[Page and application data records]
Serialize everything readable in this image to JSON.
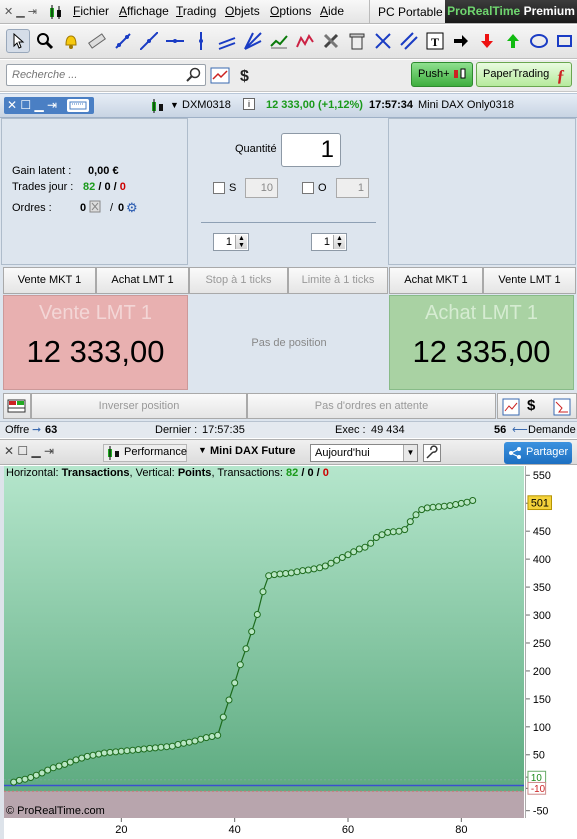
{
  "menu": {
    "items": [
      "Fichier",
      "Affichage",
      "Trading",
      "Objets",
      "Options",
      "Aide"
    ],
    "pc_portable": "PC Portable",
    "brand_a": "ProRealTime",
    "brand_b": "Premium"
  },
  "search": {
    "placeholder": "Recherche ..."
  },
  "buttons": {
    "push": "Push+",
    "paper": "PaperTrading"
  },
  "order_header": {
    "instrument": "DXM0318",
    "change": "12 333,00 (+1,12%)",
    "time": "17:57:34",
    "name": "Mini DAX Only0318"
  },
  "left_stats": {
    "gain_label": "Gain latent :",
    "gain_value": "0,00 €",
    "trades_label": "Trades jour :",
    "trades_a": "82",
    "trades_sep1": "/",
    "trades_b": "0",
    "trades_sep2": "/",
    "trades_c": "0",
    "orders_label": "Ordres :",
    "orders_a": "0",
    "orders_sep": "/",
    "orders_b": "0"
  },
  "quantity": {
    "label": "Quantité",
    "value": "1",
    "s_label": "S",
    "s_value": "10",
    "o_label": "O",
    "o_value": "1",
    "spin_left": "1",
    "spin_right": "1"
  },
  "order_buttons": {
    "vente_mkt": "Vente MKT 1",
    "achat_lmt_left": "Achat LMT 1",
    "stop": "Stop à 1 ticks",
    "limite": "Limite à 1 ticks",
    "achat_mkt": "Achat MKT 1",
    "vente_lmt_right": "Vente LMT 1"
  },
  "sell_box": {
    "title": "Vente LMT 1",
    "price": "12 333,00"
  },
  "buy_box": {
    "title": "Achat LMT 1",
    "price": "12 335,00"
  },
  "no_position": "Pas de position",
  "bottom_buttons": {
    "reverse": "Inverser position",
    "no_orders": "Pas d'ordres en attente"
  },
  "status": {
    "offre_label": "Offre",
    "offre_value": "63",
    "dernier_label": "Dernier :",
    "dernier_value": "17:57:35",
    "exec_label": "Exec :",
    "exec_value": "49 434",
    "demande_value": "56",
    "demande_label": "Demande"
  },
  "chart_header": {
    "performance": "Performance",
    "instrument": "Mini DAX Future",
    "period": "Aujourd'hui",
    "share": "Partager"
  },
  "chart_info": {
    "h_label": "Horizontal:",
    "h_value": "Transactions",
    "v_label": ", Vertical:",
    "v_value": "Points",
    "t_label": ", Transactions:",
    "t_a": "82",
    "t_sep1": "/",
    "t_b": "0",
    "t_sep2": "/",
    "t_c": "0"
  },
  "watermark": "© ProRealTime.com",
  "colors": {
    "accent": "#4a7fc4",
    "green": "#1a9a1a",
    "red": "#cc0000",
    "line": "#1d6b1d"
  },
  "chart_data": {
    "type": "line",
    "x": [
      1,
      2,
      3,
      4,
      5,
      6,
      7,
      8,
      9,
      10,
      11,
      12,
      13,
      14,
      15,
      16,
      17,
      18,
      19,
      20,
      21,
      22,
      23,
      24,
      25,
      26,
      27,
      28,
      29,
      30,
      31,
      32,
      33,
      34,
      35,
      36,
      37,
      38,
      39,
      40,
      41,
      42,
      43,
      44,
      45,
      46,
      47,
      48,
      49,
      50,
      51,
      52,
      53,
      54,
      55,
      56,
      57,
      58,
      59,
      60,
      61,
      62,
      63,
      64,
      65,
      66,
      67,
      68,
      69,
      70,
      71,
      72,
      73,
      74,
      75,
      76,
      77,
      78,
      79,
      80,
      81,
      82
    ],
    "y": [
      6,
      9,
      11,
      14,
      18,
      22,
      27,
      31,
      34,
      37,
      41,
      45,
      48,
      51,
      53,
      55,
      57,
      58,
      59,
      60,
      61,
      62,
      63,
      64,
      65,
      66,
      67,
      68,
      69,
      72,
      74,
      76,
      78,
      81,
      84,
      86,
      88,
      120,
      150,
      180,
      212,
      240,
      270,
      300,
      340,
      368,
      370,
      371,
      372,
      373,
      375,
      377,
      378,
      380,
      382,
      385,
      390,
      395,
      400,
      405,
      410,
      415,
      418,
      425,
      435,
      440,
      444,
      445,
      446,
      449,
      463,
      475,
      484,
      487,
      488,
      489,
      490,
      491,
      493,
      495,
      497,
      500
    ],
    "ylim": [
      -50,
      550
    ],
    "yticks": [
      550,
      500,
      450,
      400,
      350,
      300,
      250,
      200,
      150,
      100,
      50,
      10,
      -10,
      -50
    ],
    "xticks": [
      20,
      40,
      60,
      80
    ],
    "xlim": [
      0,
      90
    ],
    "last_value": "501",
    "markers": {
      "pos": "10",
      "neg": "-10"
    },
    "xlabel": "Transactions",
    "ylabel": "Points"
  }
}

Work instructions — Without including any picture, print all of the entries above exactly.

Problem solution —
Serialize everything readable in this image to JSON.
{
  "menu": {
    "items": [
      "Fichier",
      "Affichage",
      "Trading",
      "Objets",
      "Options",
      "Aide"
    ],
    "pc_portable": "PC Portable",
    "brand_a": "ProRealTime",
    "brand_b": "Premium"
  },
  "search": {
    "placeholder": "Recherche ..."
  },
  "buttons": {
    "push": "Push+",
    "paper": "PaperTrading"
  },
  "order_header": {
    "instrument": "DXM0318",
    "change": "12 333,00 (+1,12%)",
    "time": "17:57:34",
    "name": "Mini DAX Only0318"
  },
  "left_stats": {
    "gain_label": "Gain latent :",
    "gain_value": "0,00 €",
    "trades_label": "Trades jour :",
    "trades_a": "82",
    "trades_sep1": "/",
    "trades_b": "0",
    "trades_sep2": "/",
    "trades_c": "0",
    "orders_label": "Ordres :",
    "orders_a": "0",
    "orders_sep": "/",
    "orders_b": "0"
  },
  "quantity": {
    "label": "Quantité",
    "value": "1",
    "s_label": "S",
    "s_value": "10",
    "o_label": "O",
    "o_value": "1",
    "spin_left": "1",
    "spin_right": "1"
  },
  "order_buttons": {
    "vente_mkt": "Vente MKT 1",
    "achat_lmt_left": "Achat LMT 1",
    "stop": "Stop à 1 ticks",
    "limite": "Limite à 1 ticks",
    "achat_mkt": "Achat MKT 1",
    "vente_lmt_right": "Vente LMT 1"
  },
  "sell_box": {
    "title": "Vente LMT 1",
    "price": "12 333,00"
  },
  "buy_box": {
    "title": "Achat LMT 1",
    "price": "12 335,00"
  },
  "no_position": "Pas de position",
  "bottom_buttons": {
    "reverse": "Inverser position",
    "no_orders": "Pas d'ordres en attente"
  },
  "status": {
    "offre_label": "Offre",
    "offre_value": "63",
    "dernier_label": "Dernier :",
    "dernier_value": "17:57:35",
    "exec_label": "Exec :",
    "exec_value": "49 434",
    "demande_value": "56",
    "demande_label": "Demande"
  },
  "chart_header": {
    "performance": "Performance",
    "instrument": "Mini DAX Future",
    "period": "Aujourd'hui",
    "share": "Partager"
  },
  "chart_info": {
    "h_label": "Horizontal:",
    "h_value": "Transactions",
    "v_label": ", Vertical:",
    "v_value": "Points",
    "t_label": ", Transactions:",
    "t_a": "82",
    "t_sep1": "/",
    "t_b": "0",
    "t_sep2": "/",
    "t_c": "0"
  },
  "watermark": "© ProRealTime.com",
  "colors": {
    "accent": "#4a7fc4",
    "green": "#1a9a1a",
    "red": "#cc0000",
    "line": "#1d6b1d"
  },
  "chart_data": {
    "type": "line",
    "x": [
      1,
      2,
      3,
      4,
      5,
      6,
      7,
      8,
      9,
      10,
      11,
      12,
      13,
      14,
      15,
      16,
      17,
      18,
      19,
      20,
      21,
      22,
      23,
      24,
      25,
      26,
      27,
      28,
      29,
      30,
      31,
      32,
      33,
      34,
      35,
      36,
      37,
      38,
      39,
      40,
      41,
      42,
      43,
      44,
      45,
      46,
      47,
      48,
      49,
      50,
      51,
      52,
      53,
      54,
      55,
      56,
      57,
      58,
      59,
      60,
      61,
      62,
      63,
      64,
      65,
      66,
      67,
      68,
      69,
      70,
      71,
      72,
      73,
      74,
      75,
      76,
      77,
      78,
      79,
      80,
      81,
      82
    ],
    "y": [
      6,
      9,
      11,
      14,
      18,
      22,
      27,
      31,
      34,
      37,
      41,
      45,
      48,
      51,
      53,
      55,
      57,
      58,
      59,
      60,
      61,
      62,
      63,
      64,
      65,
      66,
      67,
      68,
      69,
      72,
      74,
      76,
      78,
      81,
      84,
      86,
      88,
      120,
      150,
      180,
      212,
      240,
      270,
      300,
      340,
      368,
      370,
      371,
      372,
      373,
      375,
      377,
      378,
      380,
      382,
      385,
      390,
      395,
      400,
      405,
      410,
      415,
      418,
      425,
      435,
      440,
      444,
      445,
      446,
      449,
      463,
      475,
      484,
      487,
      488,
      489,
      490,
      491,
      493,
      495,
      497,
      500
    ],
    "ylim": [
      -50,
      550
    ],
    "yticks": [
      550,
      500,
      450,
      400,
      350,
      300,
      250,
      200,
      150,
      100,
      50,
      10,
      -10,
      -50
    ],
    "xticks": [
      20,
      40,
      60,
      80
    ],
    "xlim": [
      0,
      90
    ],
    "last_value": "501",
    "markers": {
      "pos": "10",
      "neg": "-10"
    },
    "xlabel": "Transactions",
    "ylabel": "Points"
  }
}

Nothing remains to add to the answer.